COVID-19 has created an unusual situation for our marriages and close love relationships. Suddenly many couples were forced to live and work in close quarters, often struggling with financial hardships and worried about their health, about educating and entertaining their children at home and about the future in general. The close and constant proximity has highlighted their differences and accentuated their conflicts and doubts to a point where the pressure has become unbearably painful.
Who loves adversity and especially a crisis like the one we are all facing right now? Right! Our Inner Critic! Our Inner Critic is that nagging voice inside, which is trying to protect us by letting us know in which ways we are “faulty” or not doing enough. No matter how well we are doing, the Inner Critic will find something that apparently needs to be improved, and it loves to compare us to others who are supposedly doing better or more.
The COVID-19 situation has disrupted our daily routines, affected our finances and is challenging our relationships. The crisis has changed everything we used to consider “normal”. This exceptional situation is an opportunity to work on our fears, learn how to release our emotions and improve our relationships, especially our closest partnerships or marriages.
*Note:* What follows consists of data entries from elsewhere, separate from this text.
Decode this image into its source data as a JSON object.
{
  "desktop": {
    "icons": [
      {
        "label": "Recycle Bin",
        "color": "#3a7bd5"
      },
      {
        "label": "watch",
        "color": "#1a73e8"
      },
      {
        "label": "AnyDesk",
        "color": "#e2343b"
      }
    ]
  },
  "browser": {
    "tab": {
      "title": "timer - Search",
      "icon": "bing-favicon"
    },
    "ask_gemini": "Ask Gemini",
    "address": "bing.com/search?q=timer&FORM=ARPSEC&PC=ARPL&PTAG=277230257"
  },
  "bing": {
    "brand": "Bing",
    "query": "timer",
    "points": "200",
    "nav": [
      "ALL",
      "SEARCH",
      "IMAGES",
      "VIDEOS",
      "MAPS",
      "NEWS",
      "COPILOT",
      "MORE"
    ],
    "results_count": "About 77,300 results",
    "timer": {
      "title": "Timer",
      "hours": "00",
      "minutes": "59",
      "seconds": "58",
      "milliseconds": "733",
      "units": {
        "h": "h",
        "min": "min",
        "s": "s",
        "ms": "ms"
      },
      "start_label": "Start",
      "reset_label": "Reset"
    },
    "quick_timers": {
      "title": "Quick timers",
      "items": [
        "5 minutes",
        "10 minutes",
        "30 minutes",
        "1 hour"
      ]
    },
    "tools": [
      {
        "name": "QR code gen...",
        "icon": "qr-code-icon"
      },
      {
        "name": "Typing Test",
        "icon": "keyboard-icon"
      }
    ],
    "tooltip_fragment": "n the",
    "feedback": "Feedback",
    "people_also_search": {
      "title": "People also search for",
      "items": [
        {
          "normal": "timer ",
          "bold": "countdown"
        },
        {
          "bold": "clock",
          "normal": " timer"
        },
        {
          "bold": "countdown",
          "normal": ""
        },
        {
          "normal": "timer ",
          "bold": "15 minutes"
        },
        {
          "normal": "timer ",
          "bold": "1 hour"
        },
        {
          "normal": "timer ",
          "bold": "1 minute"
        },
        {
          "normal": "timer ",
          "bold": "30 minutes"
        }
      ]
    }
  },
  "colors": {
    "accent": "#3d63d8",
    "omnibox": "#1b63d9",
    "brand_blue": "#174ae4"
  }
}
Here are some examples for subconscious beliefs we might need to change, emotions we might need to release or conversations we might want to have.
Psychologist and attorneys predict that the divorce rates all over the world will rise once we have made it through this stressful situation COVID-19 has brought us. As a relationship coach, I simply have to challenge that statement. We can resign to separations and divorces, or we can use this time period to improve all our relationships but especially our partnerships or marriages.
Trying and having difficulties conceiving takes a toll on a marriage or partnership.The challenges around conceiving create different stresses for a couple. More than ever, what the couple needs most during this stressful period is time to connect with each other, beyond fertility. How can you still enjoy life and each other totally unrelated to trying to conceive?
What does a marriage or relationship coach do and how can this help you? Are you struggling with jealousy, anger or an affair? Or do you feel emotionally triggered and unable to communicate successfully? Read more about how coaching could help you individually or with your partner.